Yes, great wine starts in the vineyard. The same goes for great corks—which start in the forest. Since its inception in 2000, M.A. Silva has gone to great lengths to ensure the highest quality of its corks. “Our incidence of TCA or other negative factors is well below 1 percent,” says Michael Bartlett, general manager. “It’s very unusual to see problems, as we have a full quality control and research department in Portugal to continually test corks for improvement.” He also notes the entire industry is moving forward regarding quality and reliability.

“People are amazed by how sustainable this business is,” he adds. “Every piece of bark is used. If the cork doesn’t qualify for use with wine, it’s repurposed for cork boards, shoes, and s

2020 Best Corks: M.A. Silva USA

o forth. The average cork forest takes a lot of CO2 out of the air. Cork is a reusable resource, because it’s tree bark that’s harvested every eight years, then the tree regenerates.”

He adds, “Want to be carbon neutral in the wine business? Have a cork in your bottle.”

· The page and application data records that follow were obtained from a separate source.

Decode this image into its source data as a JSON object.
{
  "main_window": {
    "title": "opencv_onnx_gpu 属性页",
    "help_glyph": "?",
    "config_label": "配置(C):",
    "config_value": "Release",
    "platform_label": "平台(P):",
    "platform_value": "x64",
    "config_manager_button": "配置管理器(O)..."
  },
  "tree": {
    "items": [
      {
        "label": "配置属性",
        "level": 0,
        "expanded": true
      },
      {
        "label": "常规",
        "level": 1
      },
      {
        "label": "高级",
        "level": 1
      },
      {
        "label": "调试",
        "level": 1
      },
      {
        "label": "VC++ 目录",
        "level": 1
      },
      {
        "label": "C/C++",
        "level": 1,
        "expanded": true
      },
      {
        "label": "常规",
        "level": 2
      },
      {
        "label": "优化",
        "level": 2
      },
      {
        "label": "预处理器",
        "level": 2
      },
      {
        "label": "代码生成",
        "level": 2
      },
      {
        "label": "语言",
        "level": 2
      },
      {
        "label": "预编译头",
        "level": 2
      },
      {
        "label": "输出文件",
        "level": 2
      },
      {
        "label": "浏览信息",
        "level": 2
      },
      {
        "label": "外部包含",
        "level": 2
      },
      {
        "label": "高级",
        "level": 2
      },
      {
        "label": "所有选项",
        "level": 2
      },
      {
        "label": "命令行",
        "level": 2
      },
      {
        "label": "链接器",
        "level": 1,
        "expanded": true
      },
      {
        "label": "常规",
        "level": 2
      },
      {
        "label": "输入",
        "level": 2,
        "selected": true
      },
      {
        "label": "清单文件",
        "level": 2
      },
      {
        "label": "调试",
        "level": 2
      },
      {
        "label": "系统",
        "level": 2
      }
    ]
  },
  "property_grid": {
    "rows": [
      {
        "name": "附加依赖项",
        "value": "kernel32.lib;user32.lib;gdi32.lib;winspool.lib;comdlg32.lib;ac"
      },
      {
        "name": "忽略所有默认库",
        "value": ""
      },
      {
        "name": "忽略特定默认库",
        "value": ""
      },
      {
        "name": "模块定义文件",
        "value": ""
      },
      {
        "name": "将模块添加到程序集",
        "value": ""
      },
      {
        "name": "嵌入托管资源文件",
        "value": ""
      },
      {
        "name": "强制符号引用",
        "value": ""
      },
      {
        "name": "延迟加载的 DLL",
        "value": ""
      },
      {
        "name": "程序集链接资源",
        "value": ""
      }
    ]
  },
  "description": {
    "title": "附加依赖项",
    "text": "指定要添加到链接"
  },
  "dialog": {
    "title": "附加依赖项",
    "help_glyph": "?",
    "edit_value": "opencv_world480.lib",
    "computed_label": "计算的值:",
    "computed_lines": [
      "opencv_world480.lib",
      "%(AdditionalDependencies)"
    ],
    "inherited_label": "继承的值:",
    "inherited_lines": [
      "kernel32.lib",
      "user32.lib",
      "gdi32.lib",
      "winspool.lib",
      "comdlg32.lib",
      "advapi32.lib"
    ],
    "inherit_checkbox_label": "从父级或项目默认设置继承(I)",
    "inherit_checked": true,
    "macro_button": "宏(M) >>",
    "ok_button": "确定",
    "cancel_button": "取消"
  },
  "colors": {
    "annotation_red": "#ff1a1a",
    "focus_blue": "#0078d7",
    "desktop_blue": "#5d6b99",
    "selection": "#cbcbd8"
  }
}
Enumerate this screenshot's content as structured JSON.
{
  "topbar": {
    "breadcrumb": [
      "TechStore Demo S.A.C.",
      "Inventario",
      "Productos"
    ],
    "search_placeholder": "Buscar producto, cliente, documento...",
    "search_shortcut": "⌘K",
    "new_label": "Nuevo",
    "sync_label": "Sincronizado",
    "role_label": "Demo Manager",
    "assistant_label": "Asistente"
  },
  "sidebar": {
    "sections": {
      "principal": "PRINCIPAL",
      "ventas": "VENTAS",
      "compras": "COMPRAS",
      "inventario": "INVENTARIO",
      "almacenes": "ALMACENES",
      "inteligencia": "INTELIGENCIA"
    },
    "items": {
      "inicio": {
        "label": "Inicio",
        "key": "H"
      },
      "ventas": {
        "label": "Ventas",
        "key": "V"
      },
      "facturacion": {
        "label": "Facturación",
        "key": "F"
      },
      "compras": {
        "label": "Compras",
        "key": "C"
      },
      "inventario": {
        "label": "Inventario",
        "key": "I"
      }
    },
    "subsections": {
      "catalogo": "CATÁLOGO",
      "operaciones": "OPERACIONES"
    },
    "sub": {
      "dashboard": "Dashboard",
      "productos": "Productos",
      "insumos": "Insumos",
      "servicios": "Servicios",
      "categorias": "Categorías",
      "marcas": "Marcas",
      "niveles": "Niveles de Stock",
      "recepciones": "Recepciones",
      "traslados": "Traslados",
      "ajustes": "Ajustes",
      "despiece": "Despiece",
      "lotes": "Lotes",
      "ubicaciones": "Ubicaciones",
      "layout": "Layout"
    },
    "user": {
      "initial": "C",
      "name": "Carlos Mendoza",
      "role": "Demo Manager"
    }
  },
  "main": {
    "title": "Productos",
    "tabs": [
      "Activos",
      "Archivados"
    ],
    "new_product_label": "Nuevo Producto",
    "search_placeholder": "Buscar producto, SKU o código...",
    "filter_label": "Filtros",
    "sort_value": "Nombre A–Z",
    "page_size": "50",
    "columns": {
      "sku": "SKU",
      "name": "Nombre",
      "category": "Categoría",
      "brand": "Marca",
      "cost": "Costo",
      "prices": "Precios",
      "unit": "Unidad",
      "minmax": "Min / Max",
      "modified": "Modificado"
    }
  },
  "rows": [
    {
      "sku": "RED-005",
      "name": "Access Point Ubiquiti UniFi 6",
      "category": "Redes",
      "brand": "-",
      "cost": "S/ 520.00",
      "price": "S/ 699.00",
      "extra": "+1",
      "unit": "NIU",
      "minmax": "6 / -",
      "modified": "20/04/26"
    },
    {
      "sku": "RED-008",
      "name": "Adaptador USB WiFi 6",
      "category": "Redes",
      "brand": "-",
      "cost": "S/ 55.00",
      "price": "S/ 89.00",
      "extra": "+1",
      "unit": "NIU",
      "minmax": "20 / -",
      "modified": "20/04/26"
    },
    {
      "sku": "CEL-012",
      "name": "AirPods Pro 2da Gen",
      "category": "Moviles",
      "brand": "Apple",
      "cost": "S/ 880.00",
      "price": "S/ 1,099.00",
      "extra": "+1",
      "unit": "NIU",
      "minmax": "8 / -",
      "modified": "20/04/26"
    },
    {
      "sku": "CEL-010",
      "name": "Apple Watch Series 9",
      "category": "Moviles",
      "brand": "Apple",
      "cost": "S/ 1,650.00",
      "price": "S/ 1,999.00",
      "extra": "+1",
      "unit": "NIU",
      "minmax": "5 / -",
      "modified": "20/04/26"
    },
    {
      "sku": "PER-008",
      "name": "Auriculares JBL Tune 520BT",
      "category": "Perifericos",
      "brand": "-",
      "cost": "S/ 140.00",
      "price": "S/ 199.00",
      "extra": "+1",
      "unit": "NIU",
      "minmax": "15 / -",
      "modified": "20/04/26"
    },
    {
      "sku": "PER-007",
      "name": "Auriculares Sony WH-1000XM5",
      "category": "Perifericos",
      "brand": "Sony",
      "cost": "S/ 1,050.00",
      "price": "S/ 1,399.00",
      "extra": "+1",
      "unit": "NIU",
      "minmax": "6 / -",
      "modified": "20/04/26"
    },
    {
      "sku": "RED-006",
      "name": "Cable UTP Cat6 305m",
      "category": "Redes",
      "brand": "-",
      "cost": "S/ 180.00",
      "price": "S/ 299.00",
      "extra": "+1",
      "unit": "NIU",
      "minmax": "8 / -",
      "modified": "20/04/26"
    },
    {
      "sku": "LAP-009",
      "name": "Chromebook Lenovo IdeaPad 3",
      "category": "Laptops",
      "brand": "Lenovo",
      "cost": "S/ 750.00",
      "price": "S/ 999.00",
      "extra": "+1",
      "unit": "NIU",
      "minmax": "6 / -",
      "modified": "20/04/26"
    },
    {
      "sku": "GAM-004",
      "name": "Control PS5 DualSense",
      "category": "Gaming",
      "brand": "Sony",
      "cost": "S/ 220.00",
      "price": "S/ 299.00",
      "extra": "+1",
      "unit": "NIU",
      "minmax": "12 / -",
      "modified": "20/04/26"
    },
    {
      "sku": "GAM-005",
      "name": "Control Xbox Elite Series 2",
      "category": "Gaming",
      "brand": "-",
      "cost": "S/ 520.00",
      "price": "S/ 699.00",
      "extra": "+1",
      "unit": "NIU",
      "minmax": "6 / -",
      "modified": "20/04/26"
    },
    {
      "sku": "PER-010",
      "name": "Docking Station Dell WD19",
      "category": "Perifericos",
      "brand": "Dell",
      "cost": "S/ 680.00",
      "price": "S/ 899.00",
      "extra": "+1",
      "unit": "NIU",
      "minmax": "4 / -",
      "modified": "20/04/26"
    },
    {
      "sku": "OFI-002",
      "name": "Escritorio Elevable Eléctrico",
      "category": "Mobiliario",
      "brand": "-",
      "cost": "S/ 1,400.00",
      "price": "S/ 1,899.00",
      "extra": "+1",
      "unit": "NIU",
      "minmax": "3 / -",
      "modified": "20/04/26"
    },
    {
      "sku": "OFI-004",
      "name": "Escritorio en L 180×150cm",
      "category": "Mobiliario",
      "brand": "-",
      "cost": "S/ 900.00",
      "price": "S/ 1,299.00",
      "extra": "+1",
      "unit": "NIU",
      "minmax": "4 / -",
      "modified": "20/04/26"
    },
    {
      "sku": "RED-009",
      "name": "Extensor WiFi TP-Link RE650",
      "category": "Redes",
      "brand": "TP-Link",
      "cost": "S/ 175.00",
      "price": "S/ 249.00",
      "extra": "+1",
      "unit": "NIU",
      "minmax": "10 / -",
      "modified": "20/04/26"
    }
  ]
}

M.A. Silva’s many proprietary processes include selecting quality bark, which is sorted and aged individually at its Portugal location. Its Dynavox system steams the bark for purification prior to punching out corks, which are finished with SARA Advanced, a system that purifies and improves quality and integrity. The company’s main offices in North America are located in Santa Rosa, Calif.